● Your objective: The answer should be each line of the records that contains the word "Manager"; please copy them all.

Stored dataset items:
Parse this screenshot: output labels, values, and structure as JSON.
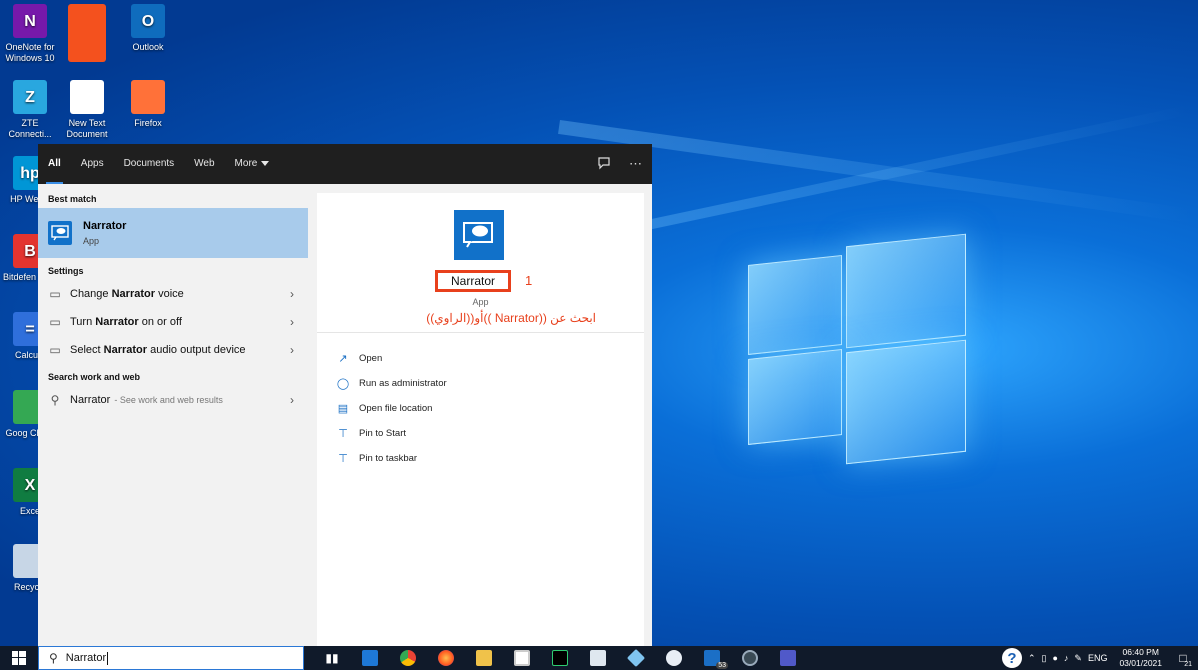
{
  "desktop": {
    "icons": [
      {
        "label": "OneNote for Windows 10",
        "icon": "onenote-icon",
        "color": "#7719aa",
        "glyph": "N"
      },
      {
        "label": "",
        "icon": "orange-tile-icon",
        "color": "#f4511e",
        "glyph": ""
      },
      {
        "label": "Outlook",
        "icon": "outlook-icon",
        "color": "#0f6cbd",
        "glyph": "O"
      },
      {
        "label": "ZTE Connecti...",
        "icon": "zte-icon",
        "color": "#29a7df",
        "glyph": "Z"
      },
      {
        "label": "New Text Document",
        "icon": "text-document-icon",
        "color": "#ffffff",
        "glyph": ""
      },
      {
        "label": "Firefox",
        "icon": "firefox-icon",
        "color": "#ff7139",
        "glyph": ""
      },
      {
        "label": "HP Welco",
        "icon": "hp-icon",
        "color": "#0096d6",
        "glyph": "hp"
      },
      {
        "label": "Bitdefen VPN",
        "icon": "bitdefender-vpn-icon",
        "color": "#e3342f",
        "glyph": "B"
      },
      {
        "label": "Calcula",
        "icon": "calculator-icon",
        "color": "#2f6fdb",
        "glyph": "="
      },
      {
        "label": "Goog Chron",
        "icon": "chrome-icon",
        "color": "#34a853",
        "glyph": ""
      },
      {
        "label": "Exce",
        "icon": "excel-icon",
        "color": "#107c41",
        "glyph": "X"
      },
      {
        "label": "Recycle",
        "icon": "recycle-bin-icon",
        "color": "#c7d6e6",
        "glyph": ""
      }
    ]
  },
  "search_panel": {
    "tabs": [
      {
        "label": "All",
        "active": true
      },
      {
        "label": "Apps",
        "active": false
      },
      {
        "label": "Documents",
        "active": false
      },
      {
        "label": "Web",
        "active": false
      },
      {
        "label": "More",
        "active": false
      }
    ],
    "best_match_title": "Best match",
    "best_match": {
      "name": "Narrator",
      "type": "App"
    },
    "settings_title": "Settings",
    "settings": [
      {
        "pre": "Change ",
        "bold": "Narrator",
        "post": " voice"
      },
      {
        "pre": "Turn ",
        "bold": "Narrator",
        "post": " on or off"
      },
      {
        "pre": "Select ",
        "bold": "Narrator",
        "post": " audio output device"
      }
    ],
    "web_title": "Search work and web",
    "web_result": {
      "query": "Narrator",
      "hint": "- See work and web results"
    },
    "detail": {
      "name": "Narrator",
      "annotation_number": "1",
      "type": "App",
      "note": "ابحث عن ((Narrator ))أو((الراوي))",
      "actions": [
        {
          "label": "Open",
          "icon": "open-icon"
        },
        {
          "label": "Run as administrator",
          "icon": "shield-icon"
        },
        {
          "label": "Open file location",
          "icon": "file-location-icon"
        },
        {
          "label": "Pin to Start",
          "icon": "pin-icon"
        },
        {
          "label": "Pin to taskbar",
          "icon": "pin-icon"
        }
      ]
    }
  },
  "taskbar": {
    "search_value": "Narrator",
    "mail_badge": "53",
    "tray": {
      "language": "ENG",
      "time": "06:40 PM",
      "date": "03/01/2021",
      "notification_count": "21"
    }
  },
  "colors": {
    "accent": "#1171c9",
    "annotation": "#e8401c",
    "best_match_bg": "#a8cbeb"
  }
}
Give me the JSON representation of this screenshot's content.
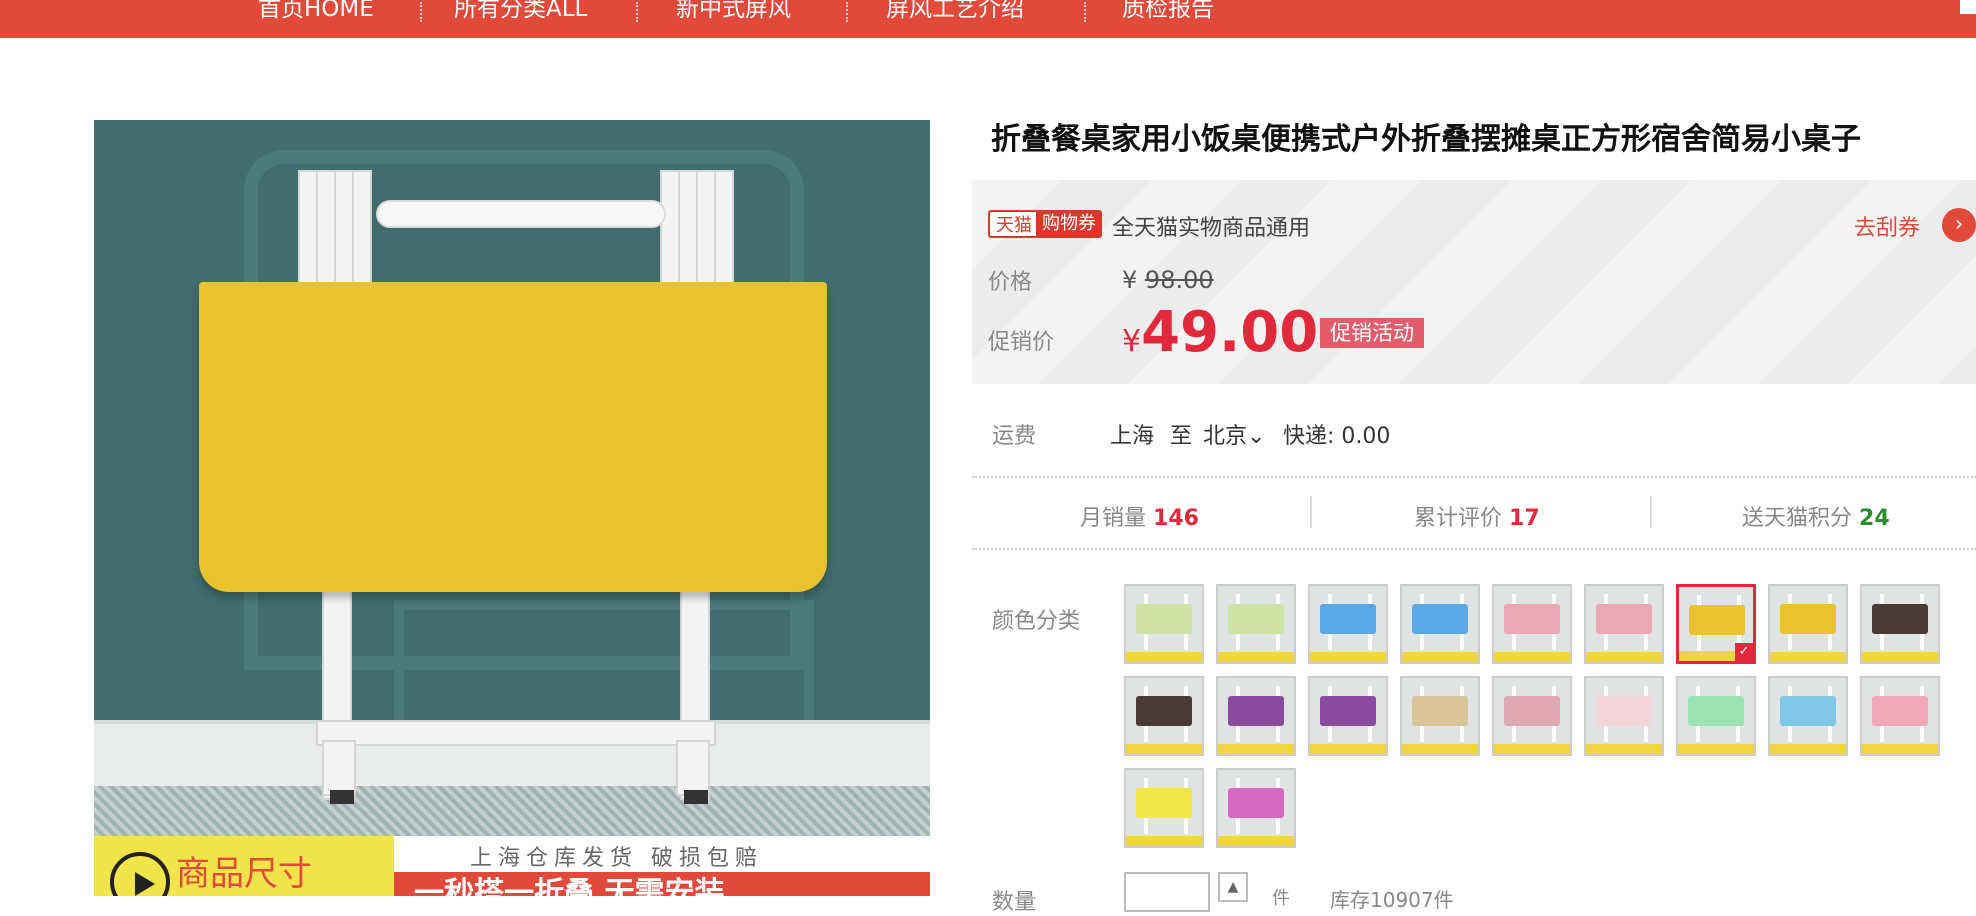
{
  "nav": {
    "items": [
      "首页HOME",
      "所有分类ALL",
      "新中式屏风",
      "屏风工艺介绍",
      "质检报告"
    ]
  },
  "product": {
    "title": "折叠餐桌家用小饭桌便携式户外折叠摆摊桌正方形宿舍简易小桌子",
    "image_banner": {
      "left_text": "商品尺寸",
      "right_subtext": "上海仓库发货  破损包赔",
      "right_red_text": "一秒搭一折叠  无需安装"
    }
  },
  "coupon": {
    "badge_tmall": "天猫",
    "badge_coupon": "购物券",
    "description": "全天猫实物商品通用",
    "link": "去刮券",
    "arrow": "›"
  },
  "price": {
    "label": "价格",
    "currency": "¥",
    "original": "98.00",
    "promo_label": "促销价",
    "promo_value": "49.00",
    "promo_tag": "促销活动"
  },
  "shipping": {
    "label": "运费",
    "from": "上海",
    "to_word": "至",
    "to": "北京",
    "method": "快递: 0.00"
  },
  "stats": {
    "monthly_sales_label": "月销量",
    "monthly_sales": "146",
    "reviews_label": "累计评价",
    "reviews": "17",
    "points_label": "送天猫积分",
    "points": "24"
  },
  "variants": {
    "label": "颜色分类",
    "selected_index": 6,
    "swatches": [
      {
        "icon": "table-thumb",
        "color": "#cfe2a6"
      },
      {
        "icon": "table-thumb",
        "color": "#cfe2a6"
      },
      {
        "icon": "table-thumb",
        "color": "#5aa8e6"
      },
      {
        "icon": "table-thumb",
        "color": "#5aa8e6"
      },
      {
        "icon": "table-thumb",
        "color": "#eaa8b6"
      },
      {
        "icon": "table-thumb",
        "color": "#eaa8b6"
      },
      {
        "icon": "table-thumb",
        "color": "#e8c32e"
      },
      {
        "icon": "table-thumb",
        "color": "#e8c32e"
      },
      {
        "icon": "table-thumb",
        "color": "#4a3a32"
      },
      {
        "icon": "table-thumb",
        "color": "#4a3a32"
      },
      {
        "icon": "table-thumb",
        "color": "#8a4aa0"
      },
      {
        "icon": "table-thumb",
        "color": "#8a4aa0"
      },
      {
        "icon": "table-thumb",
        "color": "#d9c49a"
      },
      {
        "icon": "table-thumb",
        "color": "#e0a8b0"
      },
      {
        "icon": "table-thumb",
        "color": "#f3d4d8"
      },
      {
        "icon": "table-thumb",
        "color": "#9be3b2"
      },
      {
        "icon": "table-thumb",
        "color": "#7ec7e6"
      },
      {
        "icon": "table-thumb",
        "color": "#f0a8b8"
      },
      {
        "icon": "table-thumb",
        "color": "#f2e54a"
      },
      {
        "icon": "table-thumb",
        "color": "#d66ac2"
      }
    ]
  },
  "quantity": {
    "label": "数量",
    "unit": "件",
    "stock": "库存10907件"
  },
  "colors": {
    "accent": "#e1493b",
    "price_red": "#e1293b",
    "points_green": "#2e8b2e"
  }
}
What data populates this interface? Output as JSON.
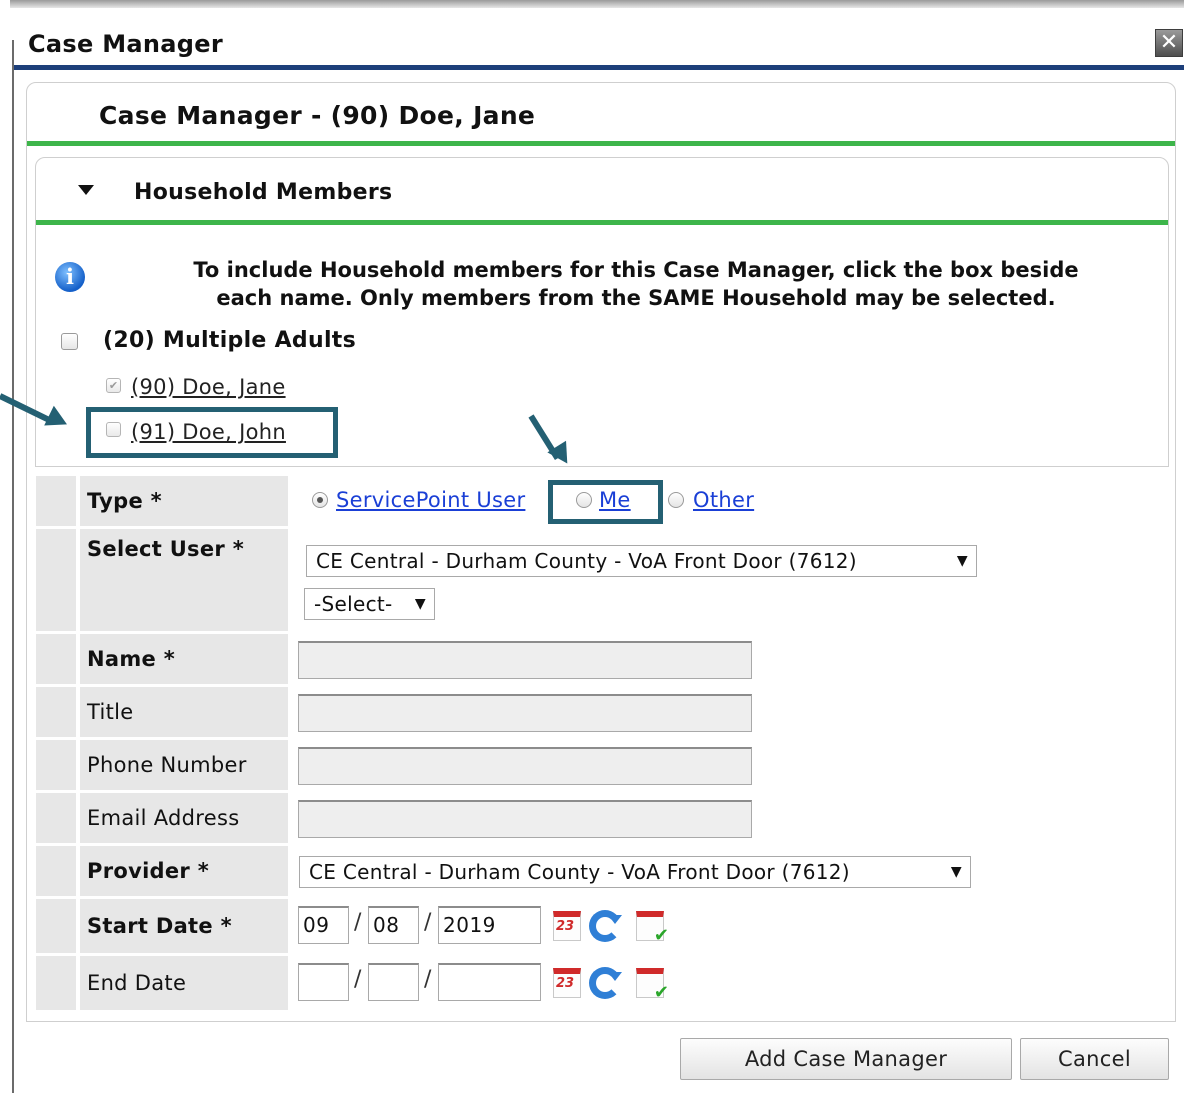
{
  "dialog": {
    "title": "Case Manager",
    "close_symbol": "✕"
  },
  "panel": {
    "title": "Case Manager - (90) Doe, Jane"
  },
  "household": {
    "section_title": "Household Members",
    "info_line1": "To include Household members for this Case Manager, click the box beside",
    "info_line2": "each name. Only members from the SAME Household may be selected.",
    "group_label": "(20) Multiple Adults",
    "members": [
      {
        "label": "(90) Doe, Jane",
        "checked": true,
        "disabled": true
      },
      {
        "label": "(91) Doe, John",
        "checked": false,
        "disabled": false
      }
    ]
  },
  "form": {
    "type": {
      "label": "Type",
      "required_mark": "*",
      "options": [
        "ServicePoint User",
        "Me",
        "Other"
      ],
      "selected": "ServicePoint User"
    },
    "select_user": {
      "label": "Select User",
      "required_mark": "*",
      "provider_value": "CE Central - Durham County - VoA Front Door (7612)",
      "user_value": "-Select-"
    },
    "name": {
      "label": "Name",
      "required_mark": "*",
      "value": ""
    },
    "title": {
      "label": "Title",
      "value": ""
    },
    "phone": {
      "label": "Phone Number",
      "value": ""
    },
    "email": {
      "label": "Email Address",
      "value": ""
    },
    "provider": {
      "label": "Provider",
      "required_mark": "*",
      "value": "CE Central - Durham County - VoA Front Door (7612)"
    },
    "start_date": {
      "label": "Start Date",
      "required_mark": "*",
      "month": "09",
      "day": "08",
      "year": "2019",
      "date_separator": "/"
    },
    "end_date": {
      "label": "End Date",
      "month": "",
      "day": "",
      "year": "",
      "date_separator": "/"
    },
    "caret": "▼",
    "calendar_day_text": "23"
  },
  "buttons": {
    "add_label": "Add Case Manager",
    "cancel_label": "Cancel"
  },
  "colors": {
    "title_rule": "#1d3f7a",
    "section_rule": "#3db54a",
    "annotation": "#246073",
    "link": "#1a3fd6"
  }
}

● Solution to the exercise:
    "title": "Case Manager",
    "title": "Case Manager - (90) Doe, Jane"
    "info_line1": "To include Household members for this Case Manager, click the box beside",
    "add_label": "Add Case Manager",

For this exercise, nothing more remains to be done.